Even her name was music.
Even her name was music.
Even though she didn’t consider herself a political singer, sometimes an artist can make more of an impact than a politician. Quite a life.
She was a class act.
I grew up with her records being played around the house. A sad day but a life to celebrate.
Oh MAN!! - after Mandela himself, and maybe Tutu, it’s hard to think of a more iconic South African
On the celebration side it ought to be one hell of a funeral parade. Will it be in Jo’burg?
My parents playing their recording of King Kong over and over.
Her performance on the Rumble in the Jungle documentary When We Were Kings when she seems to summon up the very spirit of Mother Africa - scarily beautiful.
I never got to see her live.
Wikipedia is updated already - these intarwebs is fast!!
I imagine that the funeral will be upcountry - that’s where she was born.
I know it’s shallow, but I can’t help but wonder what Madam & Eve are going to do. I check in on them from time to time; I’ll be looking in again for a while.
I shall do a round of Pata Pata in her honor.
Performing until the very end. Wow, what a legend.
She brought more attention to apartheid by being exiled and not allowed back into South Africa than she would have if they’d kept her from leaving the country in the first place. Thank you stupid and short-sighted bureaucrats!
Thank you for the music Miriam. You were one of a kind.
Me, too. She sang at a concert that Harry Belafonte held at Carnegie Hall and did the “Click Song”. It was made into an album that my mother, a rabid Belafonte fan, owned, and would play constantly, to the point that I memorized all the songs involuntarily.
We had a missionary from South Africa stay with us for a couple of weeks. He spoke Xhosa (or whatever the language of the “Click Song” was). My mother, in all innocence, played the song and asked him to translate.

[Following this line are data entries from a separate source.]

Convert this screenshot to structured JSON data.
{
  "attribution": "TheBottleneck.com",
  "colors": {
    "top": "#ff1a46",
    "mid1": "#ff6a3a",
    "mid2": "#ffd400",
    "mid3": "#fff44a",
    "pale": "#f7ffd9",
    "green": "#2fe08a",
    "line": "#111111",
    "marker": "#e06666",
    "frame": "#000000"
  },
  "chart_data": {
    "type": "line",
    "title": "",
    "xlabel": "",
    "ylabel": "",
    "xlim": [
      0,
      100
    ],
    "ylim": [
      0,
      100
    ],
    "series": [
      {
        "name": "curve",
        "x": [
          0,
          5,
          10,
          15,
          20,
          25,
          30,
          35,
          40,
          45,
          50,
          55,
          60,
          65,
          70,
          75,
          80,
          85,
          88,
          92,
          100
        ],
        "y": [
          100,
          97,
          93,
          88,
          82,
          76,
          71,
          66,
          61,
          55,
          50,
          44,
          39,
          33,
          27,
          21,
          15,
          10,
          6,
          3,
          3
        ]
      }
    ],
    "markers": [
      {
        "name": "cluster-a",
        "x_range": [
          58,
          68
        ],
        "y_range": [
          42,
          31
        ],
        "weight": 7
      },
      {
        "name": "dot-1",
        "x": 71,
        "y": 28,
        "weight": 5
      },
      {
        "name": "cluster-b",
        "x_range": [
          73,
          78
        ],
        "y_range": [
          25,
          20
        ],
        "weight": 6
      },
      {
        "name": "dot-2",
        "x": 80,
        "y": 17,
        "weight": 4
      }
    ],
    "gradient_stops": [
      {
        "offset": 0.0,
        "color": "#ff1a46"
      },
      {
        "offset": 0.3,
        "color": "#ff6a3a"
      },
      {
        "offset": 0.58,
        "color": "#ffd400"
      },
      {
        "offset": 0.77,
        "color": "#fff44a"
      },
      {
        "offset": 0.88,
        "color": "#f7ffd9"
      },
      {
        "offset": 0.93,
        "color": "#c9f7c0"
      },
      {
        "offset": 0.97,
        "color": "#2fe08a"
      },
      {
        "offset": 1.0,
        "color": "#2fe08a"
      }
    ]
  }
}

I never saw a black man turn white before. Apparently the lyrics are not what a missionary in the '60s would care to describe to the naive, middle-aged white American housewife who is his hostess.
A-hihi ha mama, hi-a-ma sat si pata pata…
“Pata Pata” is the name of a dance … we do down Johannesburg way.
And everybody … starts to move … as soon as “Pata Pata” starts to play - hoo …
On either the Belafonte recording or at the NY concert, Miss Makeba did say that it was a wedding song – apparently sung by the village women to the bride. It never struck me that it might be a bit, shall we say, earthy until I read the above.
She was a tremendous entertainer and a strong voice against apartheid. A strong woman and a good cause. A generation is passing. Pray that we do not forget them and all they did.
Makeba mentions this on the Belafonte album. I gather from the circumlocutions employed by our guest that it is a description of the events of the wedding night.
Any Doper care to confirm or deny? I did some Googling, but I cannot either confirm or deny.
I just had to buy that MP3 today. Amazing song. Amazing woman.
The lyrics of the Click Song (sorry for sounding like a colonizer!) are pretty benign, but also obscure. There are various translations that I can find, all variations on a theme. Wikipedia, for example, has:
The diviner of the roadways is said to be the knock-knock beetle
It has passed up the steep hill, the knock-knock beetle
These are the only two lines. If it’s rude, then it’s pretty metaphorical!
Pata Pata, on the other hand, is fairly raunchy. Of course it’s ostensibly about a dance, but we all know what she’s really talking about:
I want you to bend your back and then I bend my knees.
We do the pata pata we just rock it steady
we glue on together like the bee’s to honey
Unfortunately Pata Pata doesn’t seem to appear on any Belafonte / Makeba album that I can find.
There’s nothing rude about Qongqothwane. It really is about a beetle (probably a darkling beetle).
I’m not a fan of Makeba’s style of music, but it’s still a sad day for SA & world music.
Why is it a wedding song?
Completely different translation given for the Click Song at this Zambian site.